Telling a child that you have terminal cancer is one of the most difficult conversations a parent can have. It is important that you approach the conversation in a way that is respectful and reassuring. Here are a few tips for telling your child that you have terminal cancer:

1. Make sure that you are physically and emotionally ready to have the conversation. It is important to be as honest and open as possible with your child, but you don’t want to overwhelm them.

2. Approach the conversation in a sensitive and age-appropriate way. Younger children may not be able to understand the concept of death, while older children may be more aware of what is happening.

3. Explain to your child what terminal cancer means. Let them know that you are sick and that there is no cure.
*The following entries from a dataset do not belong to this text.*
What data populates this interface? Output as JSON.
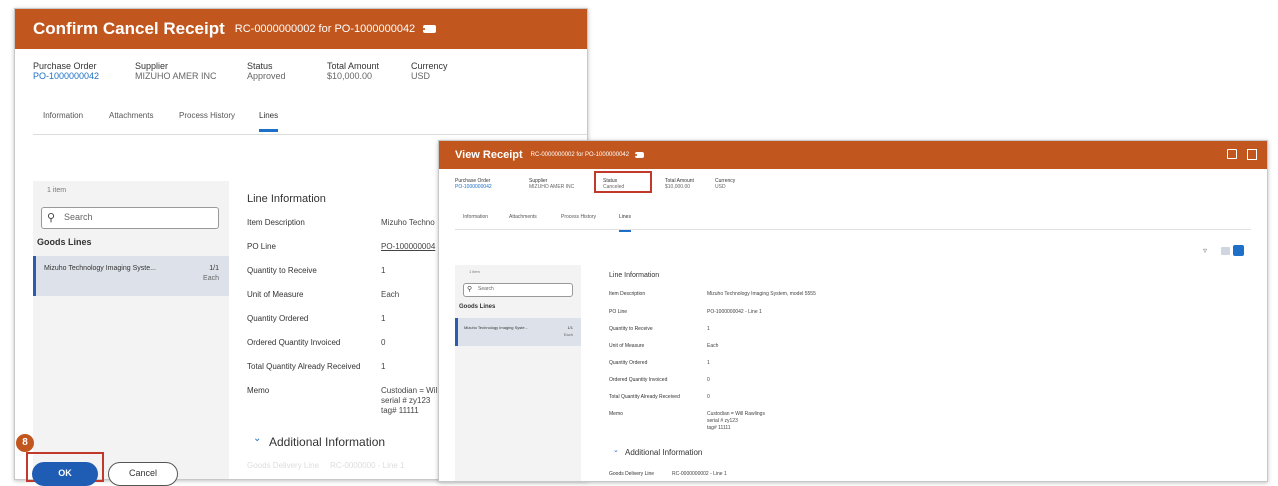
{
  "dialog": {
    "title": "Confirm Cancel Receipt",
    "subtitle": "RC-0000000002 for PO-1000000042",
    "summary": {
      "purchase_order_label": "Purchase Order",
      "purchase_order_value": "PO-1000000042",
      "supplier_label": "Supplier",
      "supplier_value": "MIZUHO AMER INC",
      "status_label": "Status",
      "status_value": "Approved",
      "total_label": "Total Amount",
      "total_value": "$10,000.00",
      "currency_label": "Currency",
      "currency_value": "USD"
    },
    "tabs": [
      "Information",
      "Attachments",
      "Process History",
      "Lines"
    ],
    "list": {
      "count": "1 item",
      "search_placeholder": "Search",
      "section": "Goods Lines",
      "item_name": "Mizuho Technology Imaging Syste...",
      "item_qty": "1/1",
      "item_unit": "Each"
    },
    "line_info": {
      "heading": "Line Information",
      "rows": [
        {
          "label": "Item Description",
          "value": "Mizuho Techno"
        },
        {
          "label": "PO Line",
          "value": "PO-100000004"
        },
        {
          "label": "Quantity to Receive",
          "value": "1"
        },
        {
          "label": "Unit of Measure",
          "value": "Each"
        },
        {
          "label": "Quantity Ordered",
          "value": "1"
        },
        {
          "label": "Ordered Quantity Invoiced",
          "value": "0"
        },
        {
          "label": "Total Quantity Already Received",
          "value": "1"
        }
      ],
      "memo_label": "Memo",
      "memo_lines": [
        "Custodian = Wil",
        "serial # zy123",
        "tag# 11111"
      ]
    },
    "additional": "Additional Information",
    "faded_row": "Goods Delivery Line     RC-0000000 - Line 1",
    "step_badge": "8",
    "ok_label": "OK",
    "cancel_label": "Cancel"
  },
  "view": {
    "title": "View Receipt",
    "subtitle": "RC-0000000002 for PO-1000000042",
    "summary": {
      "purchase_order_label": "Purchase Order",
      "purchase_order_value": "PO-1000000042",
      "supplier_label": "Supplier",
      "supplier_value": "MIZUHO AMER INC",
      "status_label": "Status",
      "status_value": "Canceled",
      "total_label": "Total Amount",
      "total_value": "$10,000.00",
      "currency_label": "Currency",
      "currency_value": "USD"
    },
    "tabs": [
      "Information",
      "Attachments",
      "Process History",
      "Lines"
    ],
    "list": {
      "count": "1 item",
      "search_placeholder": "Search",
      "section": "Goods Lines",
      "item_name": "Mizuho Technology Imaging Syste...",
      "item_qty": "1/1",
      "item_unit": "Each"
    },
    "line_info": {
      "heading": "Line Information",
      "rows": [
        {
          "label": "Item Description",
          "value": "Mizuho Technology Imaging System, model 5555"
        },
        {
          "label": "PO Line",
          "value": "PO-1000000042 - Line 1"
        },
        {
          "label": "Quantity to Receive",
          "value": "1"
        },
        {
          "label": "Unit of Measure",
          "value": "Each"
        },
        {
          "label": "Quantity Ordered",
          "value": "1"
        },
        {
          "label": "Ordered Quantity Invoiced",
          "value": "0"
        },
        {
          "label": "Total Quantity Already Received",
          "value": "0"
        }
      ],
      "memo_label": "Memo",
      "memo_lines": [
        "Custodian = Will Rawlings",
        "serial # zy123",
        "tag# 11111"
      ]
    },
    "additional": "Additional Information",
    "delivery_label": "Goods Delivery Line",
    "delivery_value": "RC-0000000002 - Line 1"
  },
  "colors": {
    "header": "#c1571f",
    "link": "#1e6fc8",
    "highlight": "#c0392b",
    "ok_button": "#1f5cb4"
  }
}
4. Answer any questions your child has honestly and openly. Let them know that you are going to die, but that you will always be with them in spirit.

5. Encourage your child to express their feelings. Let them know that it is okay to be sad, angry, or scared.
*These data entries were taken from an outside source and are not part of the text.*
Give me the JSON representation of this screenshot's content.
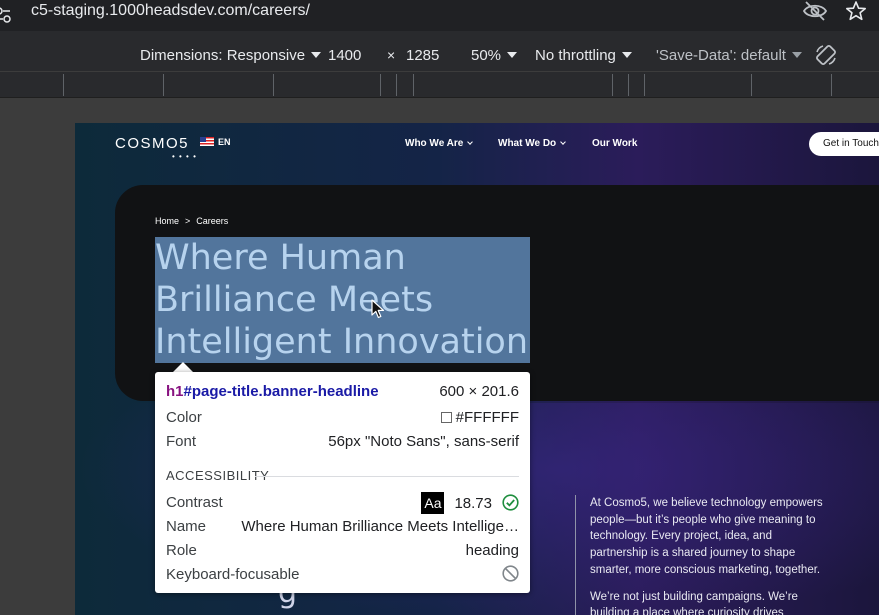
{
  "browser": {
    "url": "c5-staging.1000headsdev.com/careers/"
  },
  "device_toolbar": {
    "dimensions_label": "Dimensions: Responsive",
    "width": "1400",
    "times": "×",
    "height": "1285",
    "zoom": "50%",
    "throttling": "No throttling",
    "save_data": "'Save-Data': default"
  },
  "site": {
    "logo_text": "COSMO5",
    "logo_dots": "• • • •",
    "language": "EN",
    "nav": {
      "who_we_are": "Who We Are",
      "what_we_do": "What We Do",
      "our_work": "Our Work"
    },
    "cta": "Get in Touch",
    "breadcrumb": {
      "home": "Home",
      "sep": ">",
      "current": "Careers"
    },
    "headline": "Where Human Brilliance Meets Intelligent Innovation",
    "partial_glyph": "g",
    "about_p1": "At Cosmo5, we believe technology empowers people—but it’s people who give meaning to technology. Every project, idea, and partnership is a shared journey to shape smarter, more conscious marketing, together.",
    "about_p2": "We’re not just building campaigns. We’re building a place where curiosity drives"
  },
  "inspect_tooltip": {
    "tag": "h1",
    "selector": "#page-title.banner-headline",
    "size": "600 × 201.6",
    "color_label": "Color",
    "color_value": "#FFFFFF",
    "font_label": "Font",
    "font_value": "56px \"Noto Sans\", sans-serif",
    "accessibility_header": "ACCESSIBILITY",
    "contrast_label": "Contrast",
    "contrast_aa": "Aa",
    "contrast_value": "18.73",
    "name_label": "Name",
    "name_value": "Where Human Brilliance Meets Intellige…",
    "role_label": "Role",
    "role_value": "heading",
    "focusable_label": "Keyboard-focusable"
  },
  "colors": {
    "highlight": "#6897c9",
    "devtools_bg": "#292a2d",
    "tooltip_tag": "#881280",
    "tooltip_selector": "#1a1aa6",
    "contrast_pass": "#1e8e3e"
  }
}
6. Make sure your child knows that they are not responsible for your illness. Cancer is not a contagious disease and your child cannot “catch” it from you.

7. Seek out support from friends, family, or cancer support groups. There are many people who have gone through this experience and can offer advice and support.

Telling a child that you have terminal cancer is one of the most difficult things a parent can do, but it is also one of the most important. By being honest and open, you can help your child to understand what is happening and to cope with their feelings.

What can I say instead of battling cancer?

There are many things that you can say instead of battling cancer. You can say that you are in remission, that you are a cancer survivor, or that you are a warrior. You can also say that you are fighting cancer or that you are waging a war against cancer. You can also say that you are a victim of cancer, that you are a patient of cancer, or that you are a sufferer of cancer. You can also say that you have cancer or that you are sick with cancer. You can also say that you have a tumor or that you have a mass. You can also say that you are a victim of cancer.

How do parents cope with cancer diagnosis?

A cancer diagnosis is life-altering for any individual, but for parents it can be especially overwhelming. They must suddenly juggle their own needs with those of their children, all while coping with their own fears and anxieties.

There are no easy answers when it comes to coping with cancer as a parent. Every situation is unique, and what works for one family may not work for another. However, there are some general tips that can help parents manage this difficult time.

First and foremost, it is important to remember to take care of yourself. You cannot take care of your children if you are not taking care of yourself. Make time for yourself, even if it is just a few minutes each day. Take a walk, read a book, or take a bath.

It is also important to talk to your children about cancer. They will likely have a lot of questions, and it is important to answer them honestly and openly. Do not shy away from talking about cancer, as it is a part of their lives now.

Finally, it is important to seek out support from others. There are many support groups available for parents who have a child with cancer. These groups can provide invaluable support and advice during this difficult time.